Ocala is one of the most beautiful and progressive of Florida’s many prosperous, and it is hard to realize that the little village of a few years ago is now an active city of 5000.
Ocala is one of the best planned and most picturesque cities of the South.
In the center is the public square, a well kept stretch of greensward, with shade trees on every side. Around the square are located the banks, hotels, and business blocks, all handsome and modern structures of brick and plate glass. Beyond are the churches and other institutions.
Leading from the square are broad suburban avenues with rows of majestic trees, whose wide-spreading branches form a canopy over roadway and sidewalk. These avenues are lined with beautiful homes, whose spacious well-shaded and handsomely laid out grounds make a charming perspective.
The mania for good roads has reached Ocala. It now has more miles of good clay roads per capita than any town of its size in the South. The beautiful drive out Lemon avenue and return via Orange avenue, a distance of about nine miles is really enchanting.
Ocala possesses in a marked degree all the elements and advantages of the modern metropolitan community, and in a general way is in advance of most cities of much greater size.
A bicycle path has recently been made to the celebrated Silver Springs, only five miles distant giving a most delightful spin through weird and romantic scenery to this attractive place.
Ocala has electric lights, comfortable and commodious public buildings, fine churches and schools, and, in fact, every comfort and convenience of an “up to date” city. One of the greatest of Ocala’s attractions is the well known and popular Ocala House, Phillip F. Brown, manager.
This excellent hotel has been selected as headquarters of the Knights of Pythias of the state during their meeting March 13, and it is safe to say that it will be the home of most of the Knights.
Upon the first floor of the main building are the offices, reception and writing rooms. The parlor is also on this floor, and opens upon the front and rear balconies. The dining room adjoins the office, and has a seating capacity of nearly two hundred.
In a word, the Ocala House, is a model hotel providing its constantly increasing patronage with every comfort, and its genial manager is without doubt one of the most competent hotel men in the United States. Let us all meet at the “Ocala” and be happy….Florida Fraternal Record, J. W. White, Editor.

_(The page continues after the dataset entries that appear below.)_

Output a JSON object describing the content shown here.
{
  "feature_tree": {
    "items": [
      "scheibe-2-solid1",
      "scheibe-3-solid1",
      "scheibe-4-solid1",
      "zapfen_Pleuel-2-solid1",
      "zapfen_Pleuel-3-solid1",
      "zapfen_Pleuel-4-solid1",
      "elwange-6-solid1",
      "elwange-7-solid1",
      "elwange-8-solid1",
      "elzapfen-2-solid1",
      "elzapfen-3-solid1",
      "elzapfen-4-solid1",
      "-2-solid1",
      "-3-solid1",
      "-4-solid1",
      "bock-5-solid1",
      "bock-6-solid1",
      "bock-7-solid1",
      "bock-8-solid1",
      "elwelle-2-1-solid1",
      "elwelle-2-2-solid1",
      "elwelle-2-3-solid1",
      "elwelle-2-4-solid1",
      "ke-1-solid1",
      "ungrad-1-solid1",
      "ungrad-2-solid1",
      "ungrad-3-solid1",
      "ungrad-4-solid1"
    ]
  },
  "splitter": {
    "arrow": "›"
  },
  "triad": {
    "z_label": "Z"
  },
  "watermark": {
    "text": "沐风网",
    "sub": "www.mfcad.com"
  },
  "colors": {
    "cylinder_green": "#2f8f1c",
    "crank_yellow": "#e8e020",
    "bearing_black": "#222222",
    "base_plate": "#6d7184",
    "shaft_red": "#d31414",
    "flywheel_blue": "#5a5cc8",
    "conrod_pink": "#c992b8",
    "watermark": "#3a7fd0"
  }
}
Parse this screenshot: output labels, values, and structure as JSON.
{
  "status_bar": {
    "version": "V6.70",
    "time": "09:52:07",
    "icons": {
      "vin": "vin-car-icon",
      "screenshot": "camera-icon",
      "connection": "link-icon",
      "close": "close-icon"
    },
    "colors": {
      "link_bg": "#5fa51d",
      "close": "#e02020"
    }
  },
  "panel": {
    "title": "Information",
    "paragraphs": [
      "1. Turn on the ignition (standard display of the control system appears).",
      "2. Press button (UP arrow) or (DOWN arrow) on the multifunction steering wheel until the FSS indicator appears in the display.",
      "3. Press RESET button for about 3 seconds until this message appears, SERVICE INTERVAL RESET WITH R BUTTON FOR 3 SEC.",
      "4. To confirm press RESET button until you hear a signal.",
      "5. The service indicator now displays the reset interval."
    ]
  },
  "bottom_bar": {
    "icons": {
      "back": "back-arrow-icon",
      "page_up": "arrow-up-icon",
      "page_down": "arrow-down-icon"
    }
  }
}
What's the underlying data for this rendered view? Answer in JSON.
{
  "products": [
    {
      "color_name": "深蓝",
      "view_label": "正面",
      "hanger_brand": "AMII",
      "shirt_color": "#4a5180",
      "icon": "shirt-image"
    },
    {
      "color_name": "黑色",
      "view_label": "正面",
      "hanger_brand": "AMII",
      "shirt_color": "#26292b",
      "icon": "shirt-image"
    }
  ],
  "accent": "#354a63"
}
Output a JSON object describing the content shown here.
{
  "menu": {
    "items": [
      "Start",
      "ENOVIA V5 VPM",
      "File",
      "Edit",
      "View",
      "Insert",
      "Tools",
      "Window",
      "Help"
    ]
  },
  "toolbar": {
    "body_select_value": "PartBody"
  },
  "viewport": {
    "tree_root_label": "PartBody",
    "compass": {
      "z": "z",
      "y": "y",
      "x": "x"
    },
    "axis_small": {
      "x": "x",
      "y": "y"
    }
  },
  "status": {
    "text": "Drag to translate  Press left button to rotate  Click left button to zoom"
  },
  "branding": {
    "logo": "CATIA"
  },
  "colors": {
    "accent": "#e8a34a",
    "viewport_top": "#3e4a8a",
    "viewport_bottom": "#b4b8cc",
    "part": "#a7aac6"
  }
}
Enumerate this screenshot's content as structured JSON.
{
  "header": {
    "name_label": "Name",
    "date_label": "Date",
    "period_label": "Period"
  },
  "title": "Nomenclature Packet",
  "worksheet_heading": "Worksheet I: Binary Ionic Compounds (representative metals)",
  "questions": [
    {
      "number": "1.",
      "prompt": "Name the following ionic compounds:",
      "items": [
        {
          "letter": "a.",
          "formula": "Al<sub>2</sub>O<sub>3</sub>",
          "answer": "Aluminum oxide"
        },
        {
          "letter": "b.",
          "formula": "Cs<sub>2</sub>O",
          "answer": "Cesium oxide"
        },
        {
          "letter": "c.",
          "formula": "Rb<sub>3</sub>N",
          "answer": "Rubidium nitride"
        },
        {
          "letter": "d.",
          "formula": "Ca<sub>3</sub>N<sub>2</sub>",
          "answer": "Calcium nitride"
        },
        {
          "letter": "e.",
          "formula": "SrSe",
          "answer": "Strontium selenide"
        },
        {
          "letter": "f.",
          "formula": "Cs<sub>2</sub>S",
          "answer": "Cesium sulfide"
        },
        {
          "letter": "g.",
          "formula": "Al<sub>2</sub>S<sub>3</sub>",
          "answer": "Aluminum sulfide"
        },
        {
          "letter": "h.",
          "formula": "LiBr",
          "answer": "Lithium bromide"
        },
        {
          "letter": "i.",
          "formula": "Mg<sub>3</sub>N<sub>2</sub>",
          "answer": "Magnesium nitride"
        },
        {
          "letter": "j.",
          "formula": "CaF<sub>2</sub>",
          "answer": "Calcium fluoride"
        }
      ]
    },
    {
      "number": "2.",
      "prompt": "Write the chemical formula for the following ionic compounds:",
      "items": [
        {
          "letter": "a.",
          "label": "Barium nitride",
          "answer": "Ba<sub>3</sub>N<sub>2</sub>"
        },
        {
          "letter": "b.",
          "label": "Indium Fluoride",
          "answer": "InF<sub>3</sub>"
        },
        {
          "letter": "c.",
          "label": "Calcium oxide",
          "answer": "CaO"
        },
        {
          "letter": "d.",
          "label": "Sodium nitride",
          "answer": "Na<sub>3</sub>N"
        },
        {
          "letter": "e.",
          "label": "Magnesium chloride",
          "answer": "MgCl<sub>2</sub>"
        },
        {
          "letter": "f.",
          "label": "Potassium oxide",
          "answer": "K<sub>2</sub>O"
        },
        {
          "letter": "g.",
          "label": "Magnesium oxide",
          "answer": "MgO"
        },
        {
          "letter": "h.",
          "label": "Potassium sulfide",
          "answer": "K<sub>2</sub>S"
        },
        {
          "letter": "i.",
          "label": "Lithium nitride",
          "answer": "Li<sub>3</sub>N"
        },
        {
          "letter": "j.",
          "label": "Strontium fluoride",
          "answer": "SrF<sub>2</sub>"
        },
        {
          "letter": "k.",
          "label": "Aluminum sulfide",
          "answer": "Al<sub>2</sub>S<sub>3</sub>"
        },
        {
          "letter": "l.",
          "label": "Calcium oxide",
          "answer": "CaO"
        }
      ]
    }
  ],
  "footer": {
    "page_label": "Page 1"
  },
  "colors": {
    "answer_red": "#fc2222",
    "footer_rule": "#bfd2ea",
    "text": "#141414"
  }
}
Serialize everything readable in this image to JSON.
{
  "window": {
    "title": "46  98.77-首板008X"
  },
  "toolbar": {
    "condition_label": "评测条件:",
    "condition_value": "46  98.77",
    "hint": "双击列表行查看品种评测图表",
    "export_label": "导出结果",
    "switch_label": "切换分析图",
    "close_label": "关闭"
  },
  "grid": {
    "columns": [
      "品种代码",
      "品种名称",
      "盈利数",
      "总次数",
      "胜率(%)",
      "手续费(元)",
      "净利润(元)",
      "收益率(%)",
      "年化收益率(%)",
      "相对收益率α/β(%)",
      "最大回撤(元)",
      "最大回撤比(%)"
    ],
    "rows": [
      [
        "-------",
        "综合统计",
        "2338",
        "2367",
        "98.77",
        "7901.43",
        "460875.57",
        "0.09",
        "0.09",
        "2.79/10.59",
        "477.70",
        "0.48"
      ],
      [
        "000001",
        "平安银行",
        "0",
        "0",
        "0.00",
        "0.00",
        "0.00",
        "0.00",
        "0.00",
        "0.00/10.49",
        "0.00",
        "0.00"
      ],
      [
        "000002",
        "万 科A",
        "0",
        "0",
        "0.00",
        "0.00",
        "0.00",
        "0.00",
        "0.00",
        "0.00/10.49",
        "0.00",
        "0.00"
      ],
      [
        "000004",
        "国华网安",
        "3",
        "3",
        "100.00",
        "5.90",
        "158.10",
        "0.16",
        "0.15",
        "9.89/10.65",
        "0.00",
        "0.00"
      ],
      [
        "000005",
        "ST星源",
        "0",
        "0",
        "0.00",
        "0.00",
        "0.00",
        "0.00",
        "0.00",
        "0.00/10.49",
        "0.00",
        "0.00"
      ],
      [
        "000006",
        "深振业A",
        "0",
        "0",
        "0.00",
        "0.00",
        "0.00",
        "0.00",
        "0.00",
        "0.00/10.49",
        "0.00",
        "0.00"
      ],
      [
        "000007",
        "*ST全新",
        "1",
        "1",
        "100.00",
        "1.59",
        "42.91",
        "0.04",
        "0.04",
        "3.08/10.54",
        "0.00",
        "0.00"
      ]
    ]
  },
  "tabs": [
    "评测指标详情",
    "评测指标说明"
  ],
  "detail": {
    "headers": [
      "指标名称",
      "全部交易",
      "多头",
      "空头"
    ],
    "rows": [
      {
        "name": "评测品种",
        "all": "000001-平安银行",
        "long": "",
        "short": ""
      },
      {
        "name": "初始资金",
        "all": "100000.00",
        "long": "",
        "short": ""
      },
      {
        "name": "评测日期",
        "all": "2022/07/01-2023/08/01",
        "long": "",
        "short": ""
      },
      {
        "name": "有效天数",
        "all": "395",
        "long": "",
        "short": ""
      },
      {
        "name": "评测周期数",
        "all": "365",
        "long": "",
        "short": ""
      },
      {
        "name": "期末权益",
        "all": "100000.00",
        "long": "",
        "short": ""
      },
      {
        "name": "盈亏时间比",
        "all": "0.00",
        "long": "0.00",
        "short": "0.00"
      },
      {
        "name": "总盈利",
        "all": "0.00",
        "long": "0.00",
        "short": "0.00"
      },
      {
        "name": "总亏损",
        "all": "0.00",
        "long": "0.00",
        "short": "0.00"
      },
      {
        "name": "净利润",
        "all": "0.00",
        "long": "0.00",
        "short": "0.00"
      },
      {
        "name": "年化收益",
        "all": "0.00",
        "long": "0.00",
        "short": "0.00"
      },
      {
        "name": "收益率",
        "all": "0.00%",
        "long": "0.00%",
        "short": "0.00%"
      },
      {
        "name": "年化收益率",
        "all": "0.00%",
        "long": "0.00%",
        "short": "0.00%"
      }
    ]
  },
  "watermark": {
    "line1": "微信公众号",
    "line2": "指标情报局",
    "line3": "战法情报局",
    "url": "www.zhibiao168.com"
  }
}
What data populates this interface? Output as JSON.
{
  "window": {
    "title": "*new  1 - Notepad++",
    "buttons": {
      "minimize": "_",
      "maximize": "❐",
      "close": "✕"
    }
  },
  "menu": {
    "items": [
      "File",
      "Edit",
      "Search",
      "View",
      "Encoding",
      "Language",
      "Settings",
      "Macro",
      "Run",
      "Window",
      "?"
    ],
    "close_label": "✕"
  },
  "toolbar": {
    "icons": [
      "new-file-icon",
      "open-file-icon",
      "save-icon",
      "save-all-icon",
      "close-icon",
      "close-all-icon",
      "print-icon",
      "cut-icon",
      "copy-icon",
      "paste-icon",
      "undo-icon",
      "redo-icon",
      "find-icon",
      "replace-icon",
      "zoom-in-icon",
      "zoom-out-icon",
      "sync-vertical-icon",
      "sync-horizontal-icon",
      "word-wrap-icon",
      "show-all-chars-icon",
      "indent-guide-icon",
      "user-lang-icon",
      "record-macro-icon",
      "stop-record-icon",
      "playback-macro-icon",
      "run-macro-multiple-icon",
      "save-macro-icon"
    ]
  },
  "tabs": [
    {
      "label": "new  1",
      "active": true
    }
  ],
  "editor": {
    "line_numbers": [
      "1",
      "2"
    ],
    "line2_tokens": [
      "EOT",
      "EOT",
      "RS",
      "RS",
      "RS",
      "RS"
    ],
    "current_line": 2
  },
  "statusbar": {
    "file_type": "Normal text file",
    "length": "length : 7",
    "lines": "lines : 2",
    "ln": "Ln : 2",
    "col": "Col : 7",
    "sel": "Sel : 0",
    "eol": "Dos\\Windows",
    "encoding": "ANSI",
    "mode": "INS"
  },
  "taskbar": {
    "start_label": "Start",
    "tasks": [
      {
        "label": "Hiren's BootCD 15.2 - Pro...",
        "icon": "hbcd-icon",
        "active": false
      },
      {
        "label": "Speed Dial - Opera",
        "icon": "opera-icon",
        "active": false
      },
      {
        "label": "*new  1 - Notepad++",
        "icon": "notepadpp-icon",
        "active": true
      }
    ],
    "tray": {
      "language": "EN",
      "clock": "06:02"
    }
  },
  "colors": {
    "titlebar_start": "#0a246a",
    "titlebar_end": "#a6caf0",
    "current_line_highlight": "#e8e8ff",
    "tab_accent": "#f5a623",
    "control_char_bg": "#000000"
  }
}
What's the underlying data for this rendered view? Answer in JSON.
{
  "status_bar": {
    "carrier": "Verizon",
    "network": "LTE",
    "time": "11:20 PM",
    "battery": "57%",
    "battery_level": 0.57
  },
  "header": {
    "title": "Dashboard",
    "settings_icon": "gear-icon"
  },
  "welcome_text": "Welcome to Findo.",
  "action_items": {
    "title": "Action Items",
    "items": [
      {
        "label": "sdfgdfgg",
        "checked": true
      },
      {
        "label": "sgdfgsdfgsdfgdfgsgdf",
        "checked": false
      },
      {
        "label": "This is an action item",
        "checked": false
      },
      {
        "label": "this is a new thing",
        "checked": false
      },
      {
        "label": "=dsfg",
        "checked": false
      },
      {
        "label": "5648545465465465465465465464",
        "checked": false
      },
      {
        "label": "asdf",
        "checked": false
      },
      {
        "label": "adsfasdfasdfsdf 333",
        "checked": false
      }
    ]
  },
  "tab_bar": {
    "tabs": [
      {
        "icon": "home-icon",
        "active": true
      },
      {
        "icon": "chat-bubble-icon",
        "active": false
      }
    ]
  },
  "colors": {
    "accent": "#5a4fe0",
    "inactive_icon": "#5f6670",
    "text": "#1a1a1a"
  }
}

Source: Ocala Evening Star: 3-4-1901
Transcribed, Formatted and Submitted by Linda Flowers